“Bob is harassing me.”
Your spidey senses should be tingling. Because some kind of investigation should be taking place soon. If not, consider what happened when an employee at CBC complained about Jian Ghomeshi and was ignored or when an employee at the TO2015 Pan American Games complained about David Peterson and her complaint was allegedly not taken seriously.
Immediately after you are told about Bob the alleged harasser you should determine whether the person is alleging workplace harassment.
Under the Ontario Human Rights Code (the Code), harassment on any of the 16 prohibited grounds (like sex and race) is defined as engaging in a course of vexatious comment or conduct that is known or ought reasonably to be known to be unwelcome.
Effective Sept. 8, 2016, workplace harassment under the Occupational Health and Safety Act (the OHSA) will be defined as (a) engaging in a course of vexatious comment or conduct against a worker in a workplace that is known or ought reasonably to be known to be unwelcome, or (b) workplace sexual harassment.
An employee who has been harassed within the meaning of the Code can obtain damages from her employer from the Ontario Human Rights Tribunal or from the Ontario courts. An employee who complains he has been harassed under the OHSA cannot claim damages.
Sexual harassment: a special kind of harassment
For reasons that I do not understand, the Ontario government has decreed that effective Sept. 8, 2016, an employee who has been sexually harassed at work can file a complaint under the Code or under OHSA. Accordingly, an employee who has been sexually harassed will thereafter be able to commence legal proceedings in at least three legal fora; namely:
1. An application under the Code
The Code prohibits sexual harassment in employment and a person can file an application under the Code seeking damages. In a 2015 decision, an adjudicator under the Code awarded a former employee who had been sexually harassed $150,000 in general damages.
2. A complaint under the OHSA
An employee can file a complaint and the employer must investigate the complaint and inform the person of the results of the investigation. The only obligation is to investigate and report back to the person.
3. An action in Ontario’s Superior Court
An employee can sue for damages for a breach of the Code and/or for damages for the tort of sexual assault. In a 2015 decision, a judge awarded a former employee over $300,000 damages in connection with sexual harassment/assault in the workplace.
Lessons to be learned
1. Make sure you have a written policy to investigate workplace harassment complaints in place by Sept. 8, 2016. For information about our fixed fee service, click here.
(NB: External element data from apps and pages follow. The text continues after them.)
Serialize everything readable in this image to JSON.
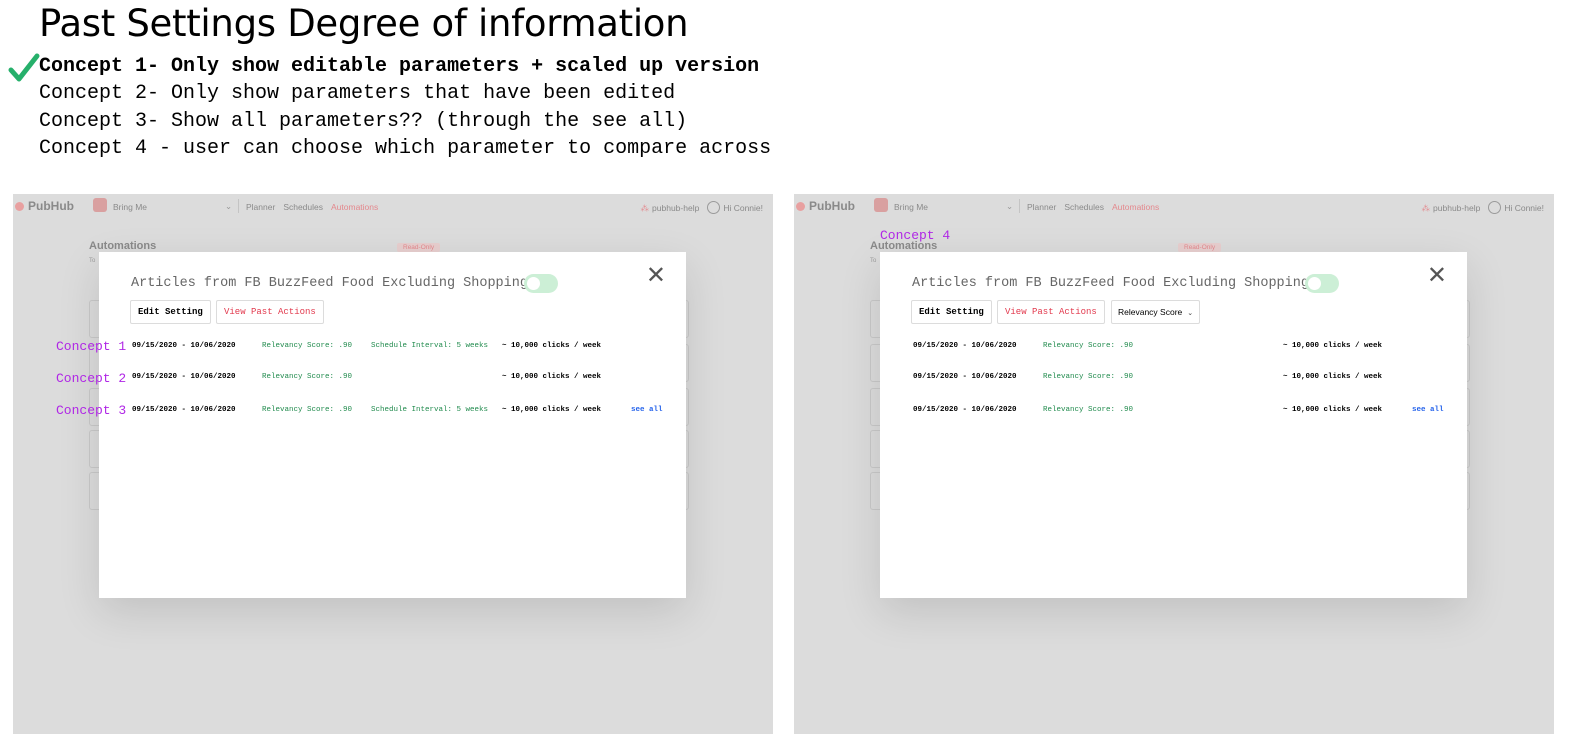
{
  "page_title": "Past Settings Degree of information",
  "concepts": [
    "Concept 1- Only show editable parameters + scaled up version",
    "Concept 2- Only show parameters that have been edited",
    "Concept 3- Show all parameters?? (through the see all)",
    "Concept 4 - user can choose which parameter to compare across"
  ],
  "colors": {
    "check": "#26b06b",
    "concept_label": "#b027e6",
    "accent_red": "#e23a4e",
    "green_text": "#1f8a4c",
    "link": "#2563eb"
  },
  "app": {
    "brand": "PubHub",
    "workspace": "Bring Me",
    "nav": [
      "Planner",
      "Schedules",
      "Automations"
    ],
    "active_nav": "Automations",
    "help": "pubhub-help",
    "user": "Hi Connie!",
    "bg_title": "Automations",
    "bg_sub": "To",
    "bg_badge": "Read-Only"
  },
  "modal": {
    "title": "Articles from FB BuzzFeed Food Excluding Shopping",
    "edit_button": "Edit Setting",
    "past_button": "View Past Actions",
    "dropdown_value": "Relevancy Score",
    "close_icon": "close-icon",
    "toggle_on": true
  },
  "left_mock": {
    "rows": [
      {
        "label": "Concept 1",
        "date": "09/15/2020 - 10/06/2020",
        "relevancy": "Relevancy Score: .90",
        "schedule": "Schedule Interval: 5 weeks",
        "clicks": "~ 10,000 clicks / week",
        "see_all": ""
      },
      {
        "label": "Concept 2",
        "date": "09/15/2020 - 10/06/2020",
        "relevancy": "Relevancy Score: .90",
        "schedule": "",
        "clicks": "~ 10,000 clicks / week",
        "see_all": ""
      },
      {
        "label": "Concept 3",
        "date": "09/15/2020 - 10/06/2020",
        "relevancy": "Relevancy Score: .90",
        "schedule": "Schedule Interval: 5 weeks",
        "clicks": "~ 10,000 clicks / week",
        "see_all": "see all"
      }
    ]
  },
  "right_mock": {
    "label": "Concept 4",
    "rows": [
      {
        "date": "09/15/2020 - 10/06/2020",
        "relevancy": "Relevancy Score: .90",
        "clicks": "~ 10,000 clicks / week",
        "see_all": ""
      },
      {
        "date": "09/15/2020 - 10/06/2020",
        "relevancy": "Relevancy Score: .90",
        "clicks": "~ 10,000 clicks / week",
        "see_all": ""
      },
      {
        "date": "09/15/2020 - 10/06/2020",
        "relevancy": "Relevancy Score: .90",
        "clicks": "~ 10,000 clicks / week",
        "see_all": "see all"
      }
    ]
  }
}
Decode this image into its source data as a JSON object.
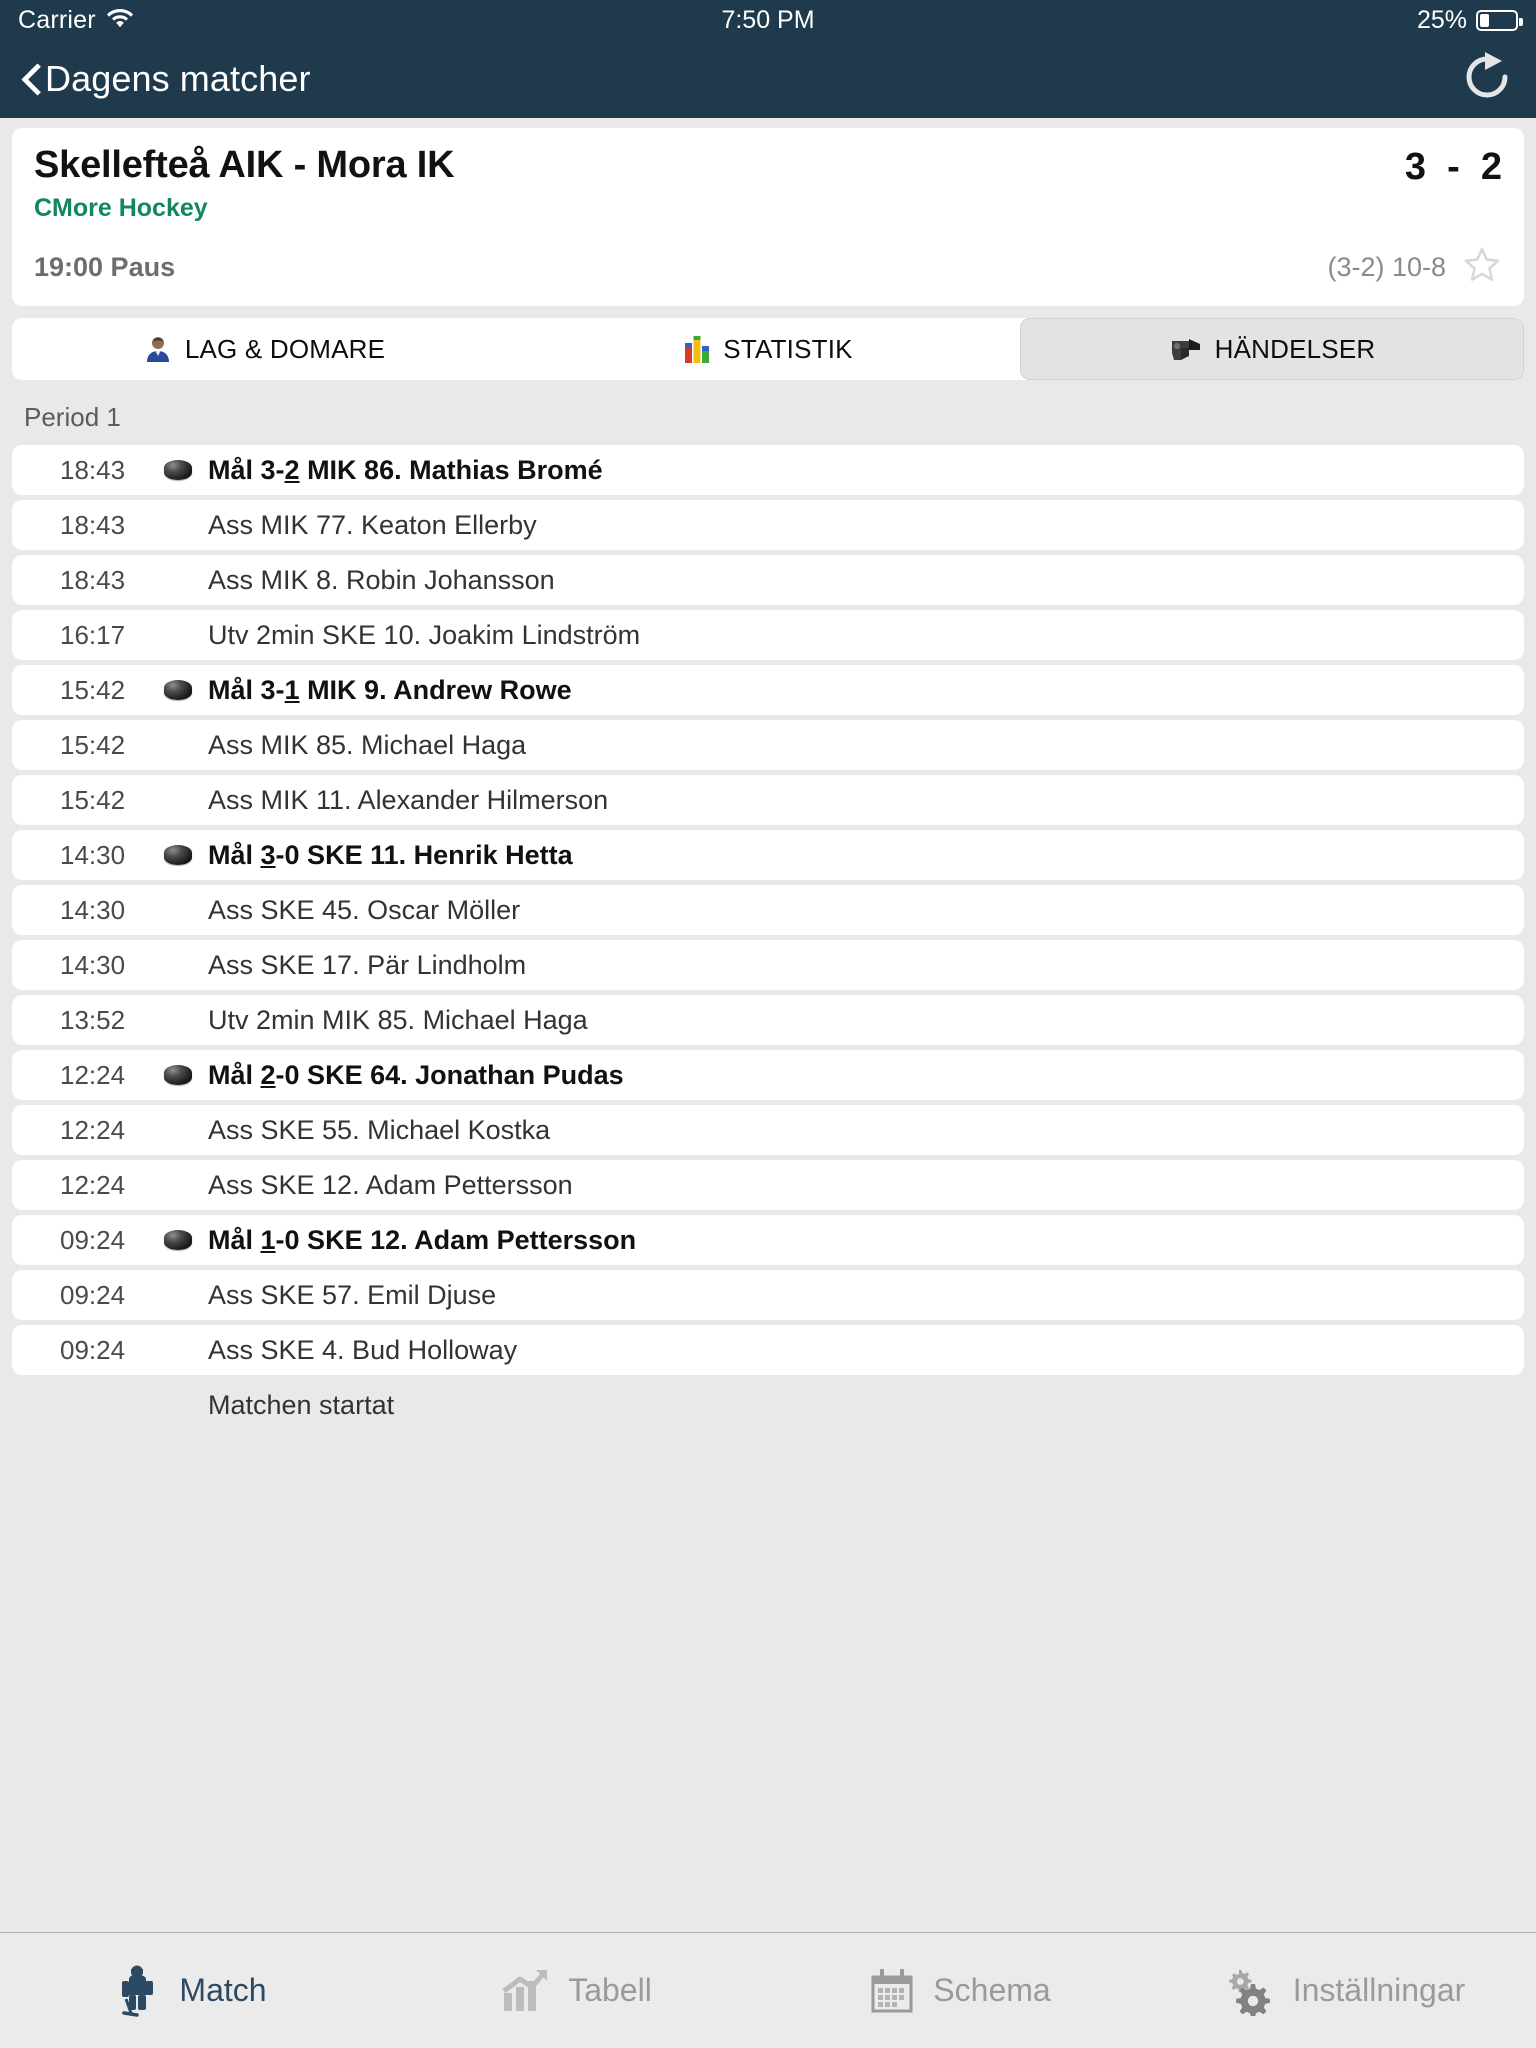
{
  "statusbar": {
    "carrier": "Carrier",
    "time": "7:50 PM",
    "battery_percent": "25%",
    "battery_level": 25,
    "wifi_icon": "wifi-icon",
    "battery_icon": "battery-icon"
  },
  "navbar": {
    "back_label": "Dagens matcher",
    "back_icon": "chevron-left-icon",
    "refresh_icon": "refresh-icon",
    "background_color": "#1f3a4d"
  },
  "match": {
    "title": "Skellefteå AIK - Mora IK",
    "score": "3  -  2",
    "channel": "CMore Hockey",
    "channel_color": "#10885c",
    "status": "19:00 Paus",
    "period_scores": "(3-2) 10-8",
    "favorite_icon": "star-outline-icon"
  },
  "tabs": [
    {
      "label": "LAG & DOMARE",
      "icon": "person-icon",
      "active": false
    },
    {
      "label": "STATISTIK",
      "icon": "bar-chart-icon",
      "active": false
    },
    {
      "label": "HÄNDELSER",
      "icon": "whistle-icon",
      "active": true
    }
  ],
  "events": {
    "period_label": "Period 1",
    "rows": [
      {
        "time": "18:43",
        "icon": "puck-icon",
        "type": "goal",
        "prefix": "Mål 3-",
        "underline": "2",
        "suffix": " MIK 86. Mathias Bromé"
      },
      {
        "time": "18:43",
        "icon": "",
        "type": "assist",
        "text": "Ass MIK 77. Keaton Ellerby"
      },
      {
        "time": "18:43",
        "icon": "",
        "type": "assist",
        "text": "Ass MIK 8. Robin Johansson"
      },
      {
        "time": "16:17",
        "icon": "",
        "type": "penalty",
        "text": "Utv 2min SKE 10. Joakim Lindström"
      },
      {
        "time": "15:42",
        "icon": "puck-icon",
        "type": "goal",
        "prefix": "Mål 3-",
        "underline": "1",
        "suffix": " MIK 9. Andrew Rowe"
      },
      {
        "time": "15:42",
        "icon": "",
        "type": "assist",
        "text": "Ass MIK 85. Michael Haga"
      },
      {
        "time": "15:42",
        "icon": "",
        "type": "assist",
        "text": "Ass MIK 11. Alexander Hilmerson"
      },
      {
        "time": "14:30",
        "icon": "puck-icon",
        "type": "goal",
        "prefix": "Mål ",
        "underline": "3",
        "suffix": "-0 SKE 11. Henrik Hetta"
      },
      {
        "time": "14:30",
        "icon": "",
        "type": "assist",
        "text": "Ass SKE 45. Oscar Möller"
      },
      {
        "time": "14:30",
        "icon": "",
        "type": "assist",
        "text": "Ass SKE 17. Pär Lindholm"
      },
      {
        "time": "13:52",
        "icon": "",
        "type": "penalty",
        "text": "Utv 2min MIK 85. Michael Haga"
      },
      {
        "time": "12:24",
        "icon": "puck-icon",
        "type": "goal",
        "prefix": "Mål ",
        "underline": "2",
        "suffix": "-0 SKE 64. Jonathan Pudas"
      },
      {
        "time": "12:24",
        "icon": "",
        "type": "assist",
        "text": "Ass SKE 55. Michael Kostka"
      },
      {
        "time": "12:24",
        "icon": "",
        "type": "assist",
        "text": "Ass SKE 12. Adam Pettersson"
      },
      {
        "time": "09:24",
        "icon": "puck-icon",
        "type": "goal",
        "prefix": "Mål ",
        "underline": "1",
        "suffix": "-0 SKE 12. Adam Pettersson"
      },
      {
        "time": "09:24",
        "icon": "",
        "type": "assist",
        "text": "Ass SKE 57. Emil Djuse"
      },
      {
        "time": "09:24",
        "icon": "",
        "type": "assist",
        "text": "Ass SKE 4. Bud Holloway"
      },
      {
        "time": "",
        "icon": "",
        "type": "note",
        "text": "Matchen startat"
      }
    ]
  },
  "tabbar": [
    {
      "label": "Match",
      "icon": "goalie-icon",
      "active": true
    },
    {
      "label": "Tabell",
      "icon": "chart-up-icon",
      "active": false
    },
    {
      "label": "Schema",
      "icon": "calendar-icon",
      "active": false
    },
    {
      "label": "Inställningar",
      "icon": "gears-icon",
      "active": false
    }
  ]
}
2. Sexual harassment complaints can be more legally complicated than other kinds of harassment complaints.
3. Investigate all workplace harassment complaints quickly and tailor the investigation to the circumstances of the case. This includes: deciding whether to use an internal or external investigator; whether to permit employees to bring legal representation to meetings; whether the investigator can make recommendations; whether to write a report; whether to release a formal report (if one is prepared) to the parties, etc. Not all investigations need to be treated the same.
For over 25 years, Doug MacLeod of the MacLeod Law Firm has been advising employers on all aspects of the employment relationship. If you have any questions, you can contact him at 416 317-9894 or at firstname.lastname@example.org.